On Aug. 2, area voters will have their chance to weigh in on a 5.5-mill continuing levy for the Pickerington Local School District.

On Aug. 2, area voters will have their chance to weigh in on a 5.5-mill continuing levy for the Pickerington Local School District.

Polls will be open from 6:30 a.m. to 7:30 p.m. The levy is the only item on Fairfield County's special-election ballot.

If passed, the levy would generate approximately $5.95 million per year, beginning in January 2012, according to the district. Annually, that would cost property owners $168.44 for every $100,000 in home valuation.

The district unsuccessfully sought an 8-mill replacement levy in November 2010 that would have generated $7.586-million. It failed by 130 votes.

Since then, the district has cut approximately $13 million from its 2011-12 operating budget by laying off 125 employees, 82 of whom were teachers. The school board also approved reductions in district transportation, altered school hours for the 2011-12 school year and increased pay-to-participate fees for students involved in extracurricular activities.

District officials have said they will need to cut at least another $7 million from the 2011-12 operating budget if the Aug. 2 levy fails. They maintain the levy is needed to balance the district's budget in the face on continued cuts in state funding and a drop in local property tax collections due to Ohio's prolonged economic slump.

"Do we need a levy? The answer is absolutely yes," PLSD treasurer Dan Griscom said at the school board's July 11 meeting. "There's only so much we can do without digging into the programs and affecting the quality of services we provide.

"We are at a (state) funding levy of about three or four years ago," he said. "We're losing about a couple million dollars a year compared to where we thought we would be. No one wants to put a levy on the ballot, but we thought we would do what was the most reasonable amount."

On July 22, Griscom said the district received more bad news from the state.

"We received news from the Ohio Department of Education that our state funding for (fiscal year) 2012 and (fiscal year) 2013 is less than was what was provided in the original version of the state budget released in March," he said. "The additional reduction to our district in the state's revised budget is substantial: According to the revised figures, we will receive $541,000 less in FY 2012 and $1.207 million less in FY 2013. That is a new cut of $1.7 million in state aid over the next two years. This causes great concern for us, and it underscores the urgent need for the Aug. 2 levy."

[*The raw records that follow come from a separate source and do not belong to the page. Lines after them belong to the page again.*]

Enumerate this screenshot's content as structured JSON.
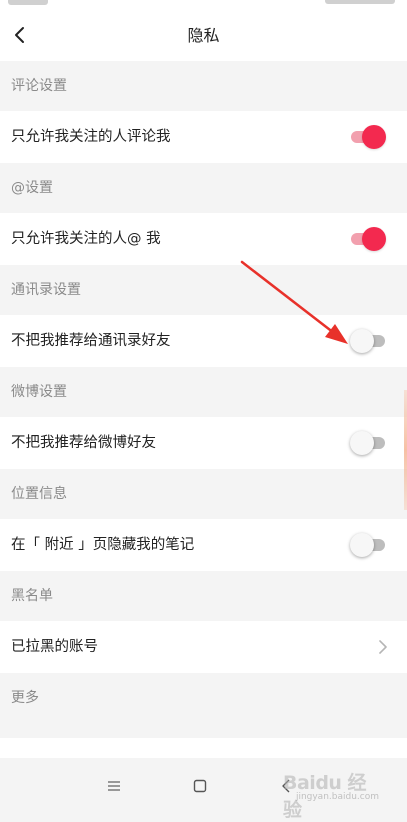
{
  "header": {
    "title": "隐私",
    "back_icon": "chevron-left-icon"
  },
  "sections": [
    {
      "id": "comment",
      "header": "评论设置",
      "row": {
        "label": "只允许我关注的人评论我",
        "control": "toggle",
        "on": true
      }
    },
    {
      "id": "mention",
      "header": "@设置",
      "row": {
        "label": "只允许我关注的人@ 我",
        "control": "toggle",
        "on": true
      }
    },
    {
      "id": "contacts",
      "header": "通讯录设置",
      "row": {
        "label": "不把我推荐给通讯录好友",
        "control": "toggle",
        "on": false
      }
    },
    {
      "id": "weibo",
      "header": "微博设置",
      "row": {
        "label": "不把我推荐给微博好友",
        "control": "toggle",
        "on": false
      }
    },
    {
      "id": "location",
      "header": "位置信息",
      "row": {
        "label": "在「 附近 」页隐藏我的笔记",
        "control": "toggle",
        "on": false
      }
    },
    {
      "id": "blacklist",
      "header": "黑名单",
      "row": {
        "label": "已拉黑的账号",
        "control": "chevron"
      }
    },
    {
      "id": "more",
      "header": "更多"
    }
  ],
  "system_nav": {
    "menu_icon": "menu-icon",
    "home_icon": "square-home-icon",
    "back_icon": "triangle-back-icon"
  },
  "watermark": {
    "text": "Baidu 经验",
    "sub": "jingyan.baidu.com"
  },
  "colors": {
    "toggle_on": "#f3294f",
    "toggle_on_track": "#f2a0ae",
    "toggle_off_track": "#bdbdbd",
    "arrow": "#e8312a",
    "section_text": "#8a8a8a",
    "background": "#f4f4f4"
  }
}
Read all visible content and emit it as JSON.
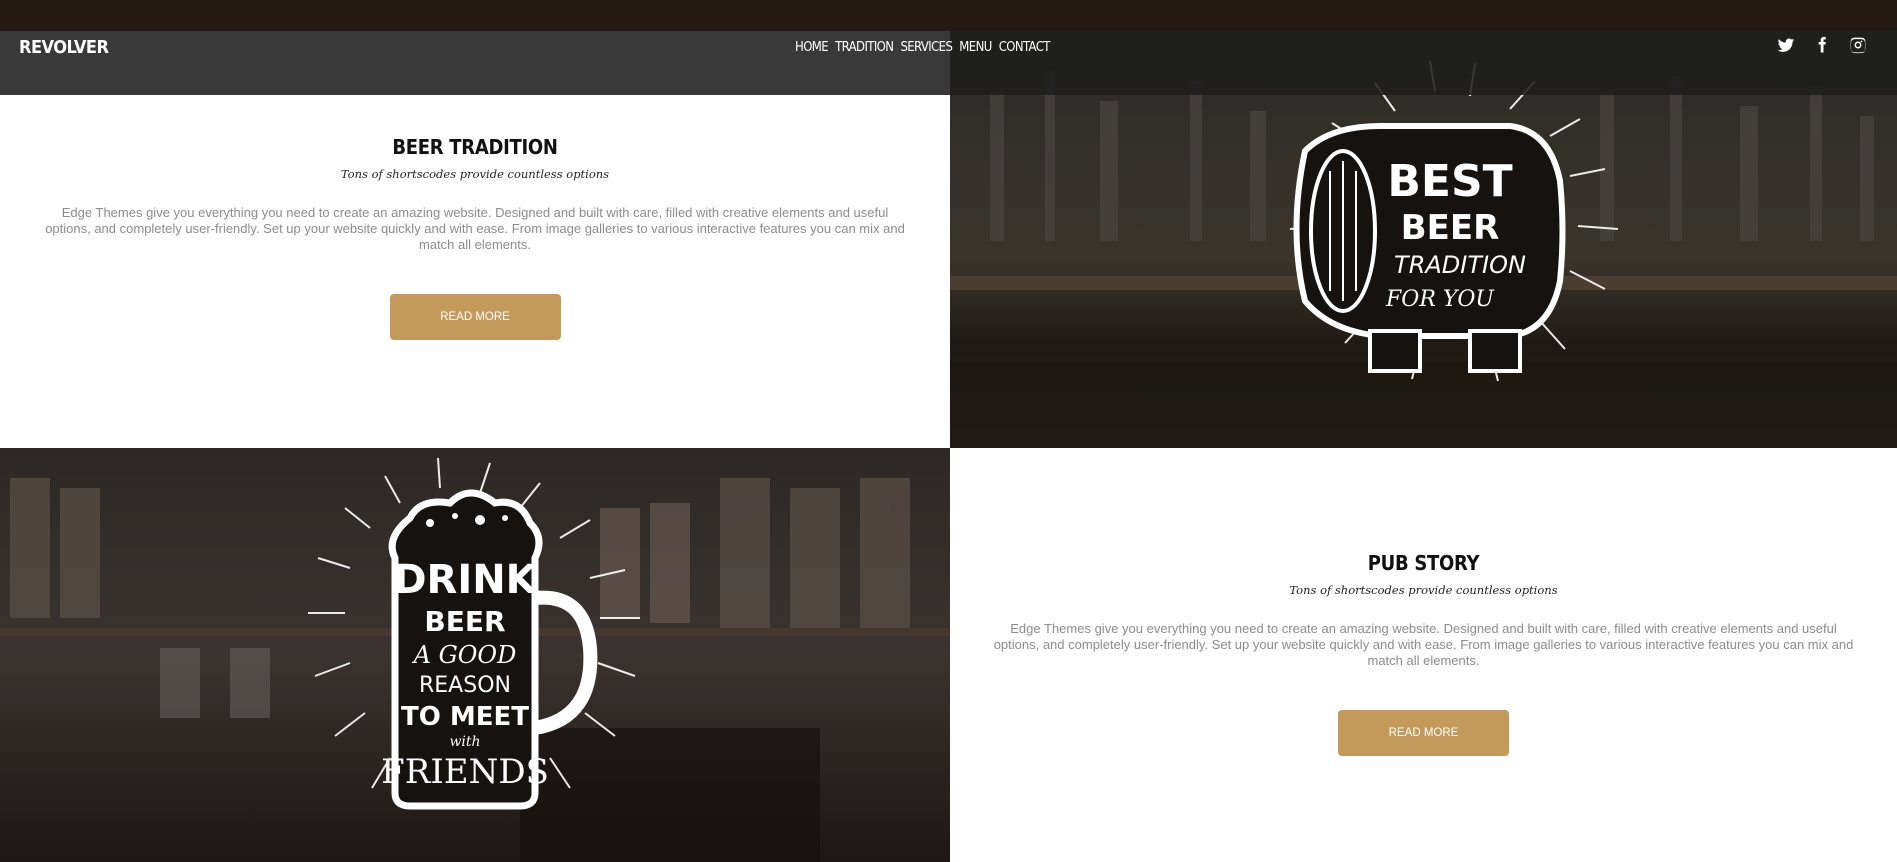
{
  "header": {
    "logo": "REVOLVER",
    "nav": [
      "HOME",
      "TRADITION",
      "SERVICES",
      "MENU",
      "CONTACT"
    ],
    "socials": [
      "twitter-icon",
      "facebook-icon",
      "instagram-icon"
    ]
  },
  "tradition": {
    "title": "BEER TRADITION",
    "subtitle": "Tons of shortscodes provide countless options",
    "body": "Edge Themes give you everything you need to create an amazing website. Designed and built with care, filled with creative elements and useful options, and completely user-friendly. Set up your website quickly and with ease. From image galleries to various interactive features you can mix and match all elements.",
    "button": "READ MORE"
  },
  "barrel": {
    "lines": [
      "BEST",
      "BEER",
      "TRADITION",
      "FOR YOU"
    ]
  },
  "mug": {
    "lines": [
      "DRINK",
      "BEER",
      "A GOOD",
      "REASON",
      "TO MEET",
      "with",
      "FRIENDS"
    ]
  },
  "story": {
    "title": "PUB STORY",
    "subtitle": "Tons of shortscodes provide countless options",
    "body": "Edge Themes give you everything you need to create an amazing website. Designed and built with care, filled with creative elements and useful options, and completely user-friendly. Set up your website quickly and with ease. From image galleries to various interactive features you can mix and match all elements.",
    "button": "READ MORE"
  },
  "colors": {
    "accent": "#c49a5a",
    "header": "#1e1e1e",
    "top_strip": "#241c12"
  }
}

Additional information regarding the PLSD's position on its budget and the upcoming levy is available at www.pickerington.k12.oh.us.

While the district scrambles for support, at least two citizens' groups have come out in opposition to the levy.

The Pickerington Patriots, who maintain a website at www.pickeringtonpatriots.org, point to the district's new, two-year contract with the Pickerington Education Association, which represents PLSD teachers, as proof the district doesn't need the levy.

The contract, which district officials say will save the district $6.2 million and freeze teachers' base salaries for two years while also freezing step increases for one year, is affordable, according to the Patriots.

"Basically, they've got enough money to cover the new contract with the teachers, so they're not in the red," said Andy Russ, an attorney for the Pickerington Patriots. "A lot of folks in the community are facing troubling economic times.

"If we go four years down the road from here, (the district) is going to be in a deficit again. They're not trying to control their costs at all."

Russ, who said the Patriots consist of 80 to 85 members, said his group is not pleased with the decision-making of the school board. He said the Patriots philosophically oppose tax increases.

"We're opposed to any tax increase at all," he said. "We just think the school district is being unrealistic and not at all taking into account the economic times."

Another group opposed to the levy is Eye On Pickerington Local Schools Finances. According to the group's website, ionplsd.com, the district is guilty of mismanaging funds.

"The time has come for PLSD to start living within their means by controlling their spending costs and to stop balancing their budgets at the expense of the taxpayers," the site states. "Fiscal mismanagement by the PLSD leadership has resulted in a $4.8 million deficit in FY 2010 and a $5 million deficit in FY 2011. The FY 2012 deficit is now projected to be $2.7 million and the FY2013 deficit is projected to be $4.8 million. These deficits will continue to grow enormously in the years beyond unless spending is controlled."

Another citizens' group called Vote FOR Pick Kids is supporting the levy. According to that group's website, www.voteforpickkids.com, the district doesn't have sustainable revenue despite significant budget cuts.

"The bottom line is that the PLSD can no longer rely on the state of Ohio to provide adequate funding for its 10,600 students," the Vote FOR Pick Kids' website states. "The reality, therefore, is that our school district must recognize additional revenue sources in order to prepare our children for the future.

"This levy will sustain the daily operations of the district as well as address class sizes, expand the newly implemented science, technology, engineering and math (STEM) classes at the seven through 12-grade level, and also restore some of the district's intervention services."